DATA SECTION section start

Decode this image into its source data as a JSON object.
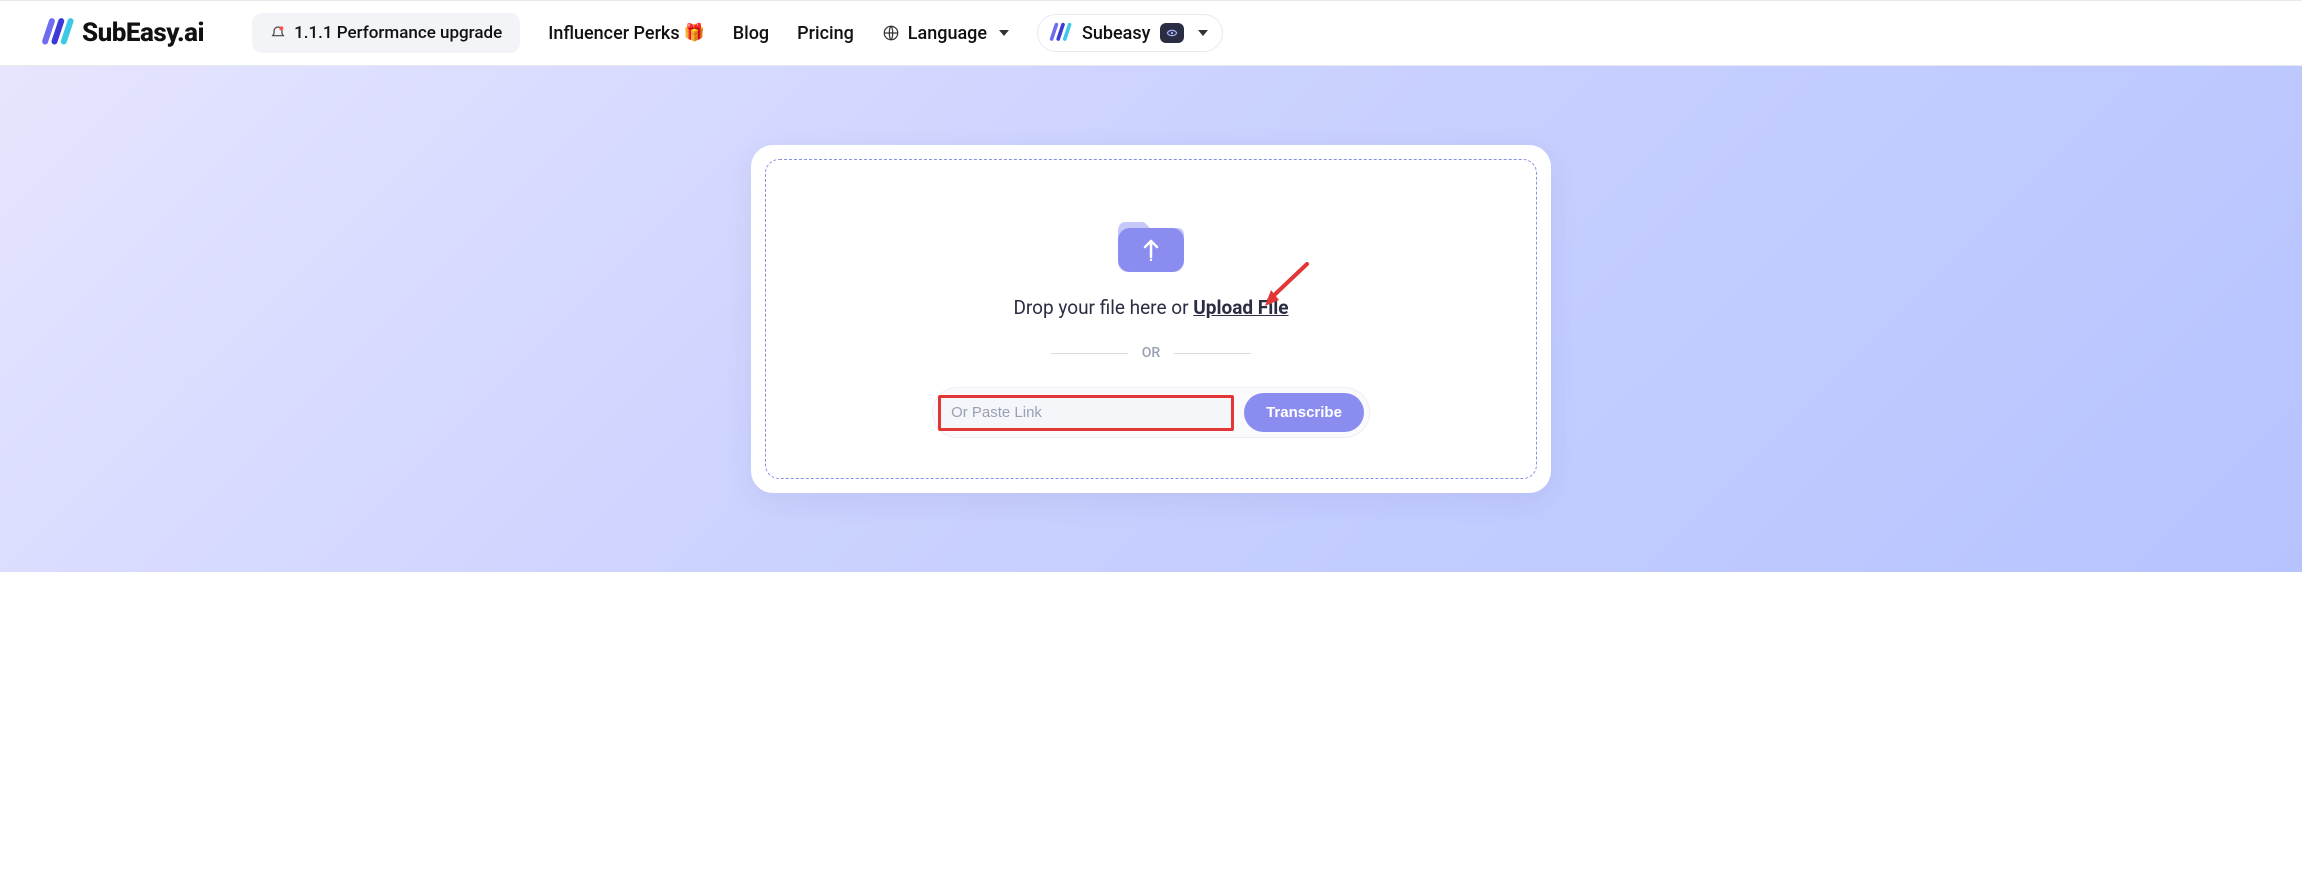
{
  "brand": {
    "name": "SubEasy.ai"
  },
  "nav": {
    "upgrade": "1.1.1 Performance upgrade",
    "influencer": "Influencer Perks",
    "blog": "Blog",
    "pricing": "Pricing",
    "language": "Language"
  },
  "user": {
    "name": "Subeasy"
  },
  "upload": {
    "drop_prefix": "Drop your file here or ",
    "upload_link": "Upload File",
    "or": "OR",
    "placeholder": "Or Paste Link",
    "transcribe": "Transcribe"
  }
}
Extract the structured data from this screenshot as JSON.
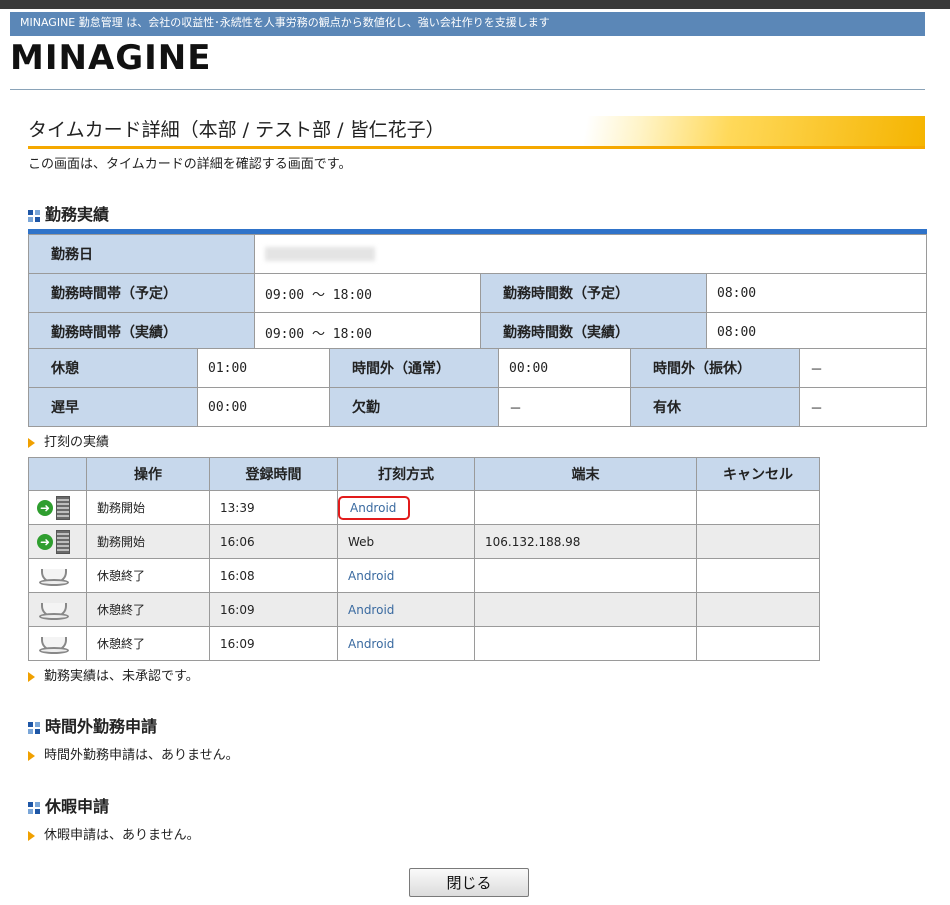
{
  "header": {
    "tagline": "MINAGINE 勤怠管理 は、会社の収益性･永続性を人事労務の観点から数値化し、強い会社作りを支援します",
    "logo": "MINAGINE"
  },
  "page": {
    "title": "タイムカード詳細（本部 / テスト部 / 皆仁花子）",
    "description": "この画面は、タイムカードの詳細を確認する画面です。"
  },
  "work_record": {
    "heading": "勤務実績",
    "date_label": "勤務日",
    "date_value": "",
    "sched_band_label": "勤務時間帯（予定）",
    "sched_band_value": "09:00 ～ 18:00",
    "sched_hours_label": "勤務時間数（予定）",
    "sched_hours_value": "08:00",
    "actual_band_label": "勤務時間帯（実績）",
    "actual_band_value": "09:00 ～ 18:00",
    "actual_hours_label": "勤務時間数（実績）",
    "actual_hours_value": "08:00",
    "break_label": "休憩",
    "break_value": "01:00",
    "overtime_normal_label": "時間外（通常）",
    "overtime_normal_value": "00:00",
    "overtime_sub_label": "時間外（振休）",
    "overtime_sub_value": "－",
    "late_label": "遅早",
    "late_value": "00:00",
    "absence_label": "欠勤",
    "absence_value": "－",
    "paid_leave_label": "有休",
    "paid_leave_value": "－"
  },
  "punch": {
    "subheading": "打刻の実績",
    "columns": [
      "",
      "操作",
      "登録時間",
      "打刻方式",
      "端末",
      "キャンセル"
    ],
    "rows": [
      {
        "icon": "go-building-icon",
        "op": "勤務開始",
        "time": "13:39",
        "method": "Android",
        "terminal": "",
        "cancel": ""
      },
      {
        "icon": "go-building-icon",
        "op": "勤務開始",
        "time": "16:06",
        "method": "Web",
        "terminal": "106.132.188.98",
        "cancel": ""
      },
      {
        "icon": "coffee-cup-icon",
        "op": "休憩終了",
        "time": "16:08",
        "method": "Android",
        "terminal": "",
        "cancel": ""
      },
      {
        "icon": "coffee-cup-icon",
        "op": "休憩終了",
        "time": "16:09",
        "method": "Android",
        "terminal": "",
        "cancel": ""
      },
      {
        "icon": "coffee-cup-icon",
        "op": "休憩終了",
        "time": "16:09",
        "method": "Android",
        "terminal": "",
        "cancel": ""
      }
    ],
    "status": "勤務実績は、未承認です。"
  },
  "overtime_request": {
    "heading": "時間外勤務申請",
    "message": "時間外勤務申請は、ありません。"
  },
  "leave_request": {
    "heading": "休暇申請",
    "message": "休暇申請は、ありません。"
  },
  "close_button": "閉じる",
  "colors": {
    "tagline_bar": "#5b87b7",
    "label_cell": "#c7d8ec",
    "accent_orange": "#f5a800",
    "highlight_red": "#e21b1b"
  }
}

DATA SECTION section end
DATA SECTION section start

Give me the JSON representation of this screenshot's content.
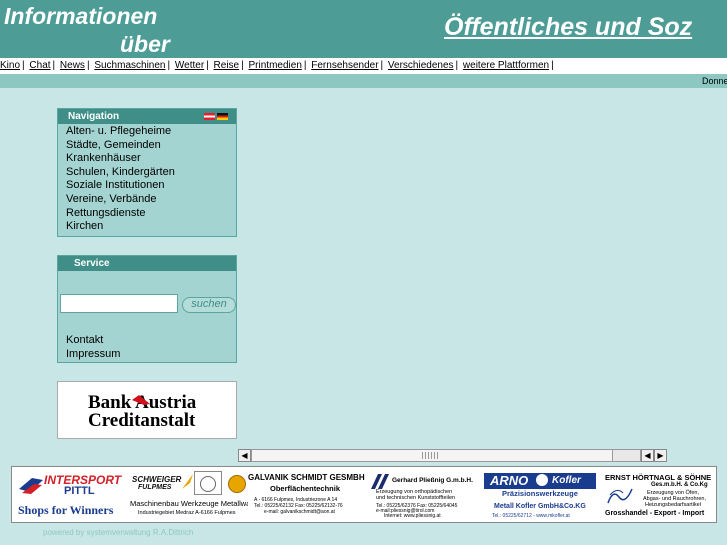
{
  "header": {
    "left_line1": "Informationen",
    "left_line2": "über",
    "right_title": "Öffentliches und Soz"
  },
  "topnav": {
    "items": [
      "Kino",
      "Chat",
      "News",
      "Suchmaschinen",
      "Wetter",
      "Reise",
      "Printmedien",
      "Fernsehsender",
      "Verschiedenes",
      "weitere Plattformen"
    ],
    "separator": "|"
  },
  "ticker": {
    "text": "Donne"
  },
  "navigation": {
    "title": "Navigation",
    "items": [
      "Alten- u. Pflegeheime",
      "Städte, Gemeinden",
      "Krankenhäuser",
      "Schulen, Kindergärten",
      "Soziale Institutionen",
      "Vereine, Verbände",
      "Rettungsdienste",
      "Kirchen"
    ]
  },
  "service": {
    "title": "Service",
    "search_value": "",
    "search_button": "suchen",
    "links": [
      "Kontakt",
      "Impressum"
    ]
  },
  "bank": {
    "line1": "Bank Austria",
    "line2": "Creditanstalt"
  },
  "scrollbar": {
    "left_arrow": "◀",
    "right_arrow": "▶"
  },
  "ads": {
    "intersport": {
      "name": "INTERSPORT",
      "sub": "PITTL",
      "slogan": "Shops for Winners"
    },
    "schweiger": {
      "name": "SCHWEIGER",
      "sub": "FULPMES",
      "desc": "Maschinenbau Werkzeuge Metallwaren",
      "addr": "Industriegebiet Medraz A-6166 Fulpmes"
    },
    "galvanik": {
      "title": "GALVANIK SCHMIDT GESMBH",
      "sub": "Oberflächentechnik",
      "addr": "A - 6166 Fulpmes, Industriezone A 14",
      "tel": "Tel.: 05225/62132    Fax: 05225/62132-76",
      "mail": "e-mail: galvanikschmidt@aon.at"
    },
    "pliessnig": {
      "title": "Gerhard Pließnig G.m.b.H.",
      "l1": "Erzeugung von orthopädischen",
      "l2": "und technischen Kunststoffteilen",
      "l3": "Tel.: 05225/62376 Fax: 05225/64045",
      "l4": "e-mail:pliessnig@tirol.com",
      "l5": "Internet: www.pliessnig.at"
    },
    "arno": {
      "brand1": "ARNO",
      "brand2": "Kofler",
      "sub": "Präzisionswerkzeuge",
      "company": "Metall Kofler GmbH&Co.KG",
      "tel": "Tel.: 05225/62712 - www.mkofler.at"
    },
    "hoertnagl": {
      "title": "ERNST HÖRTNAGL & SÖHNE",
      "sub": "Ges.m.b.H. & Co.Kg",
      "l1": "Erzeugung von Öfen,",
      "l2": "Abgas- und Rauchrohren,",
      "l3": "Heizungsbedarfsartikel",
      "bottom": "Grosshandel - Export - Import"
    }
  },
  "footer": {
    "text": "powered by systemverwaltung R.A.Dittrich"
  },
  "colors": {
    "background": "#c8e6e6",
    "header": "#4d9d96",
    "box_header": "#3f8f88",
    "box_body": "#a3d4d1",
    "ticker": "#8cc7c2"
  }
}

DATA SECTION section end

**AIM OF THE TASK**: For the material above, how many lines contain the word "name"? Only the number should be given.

**FINISHED TASK**: 4